Our sat nav took us to the hall through some very, very narrow lanes with high hedges! Luckily, nothing was coming the other way this time!
Sunday was our last day in the south west, and we had two gigs! The first was in Ansford, Castle Cary at Caryford Community Hall. It is a large and very beautiful hall – its feels a bit like a church inside. The back wall is all glass (a great view from the stage of beautiful countryside). The hall is in a beautiful setting too, with large grounds all around it. We were welcomed by Liz and her husband with a delicious lunch of bread and some really nice cheeses (some local ones).
A very nice and appreciative audience turned up to make this a very enjoyable afternoon concert.
Its unusual for us to do an afternoon gig (in daylight!) outside of the Edinburgh Festival Fringe.
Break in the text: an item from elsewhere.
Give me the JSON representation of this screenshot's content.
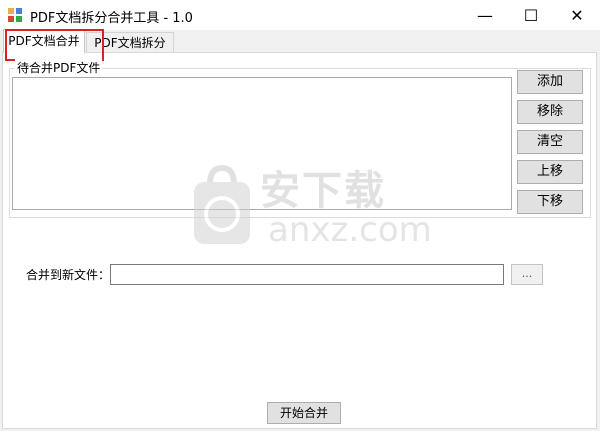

It was a nice change.
We quickly headed on to our final gig of the tour in North Petherton, about an hour’s drive away, eating a sandwich on the way. I was worried about whether my lip and embouchure muscles would last for two gigs in one day (especially as both of the last venues were very large, and I play acoustically, without a microphone), but it was fine, thankfully.
North Petherton is just off the M5 near Bridgwater. Another large hall. We were made to feel very welcome on our arrival at this hall too. They hadn’t put anything on like this before, so they were a little nervous. A reasonable number turned up to see us play and they were, again, very appreciative. It was particlularly nice to meet the two Mikes (Tompsett & Whitaker), jazz aficionados, both. A ploughman’s supper was served in the interval – for which we were very grateful!
An exhausting day, facing a 10 hour drive home the next day. What a fantastic trip! We met lots of really nice people, had some very enjoyable gigs, saw some amazing scenery and places…..and I got a clarinet lamp made for me by Simon Phillips! Wonderful.
Words & photos by Ian Millar © 2018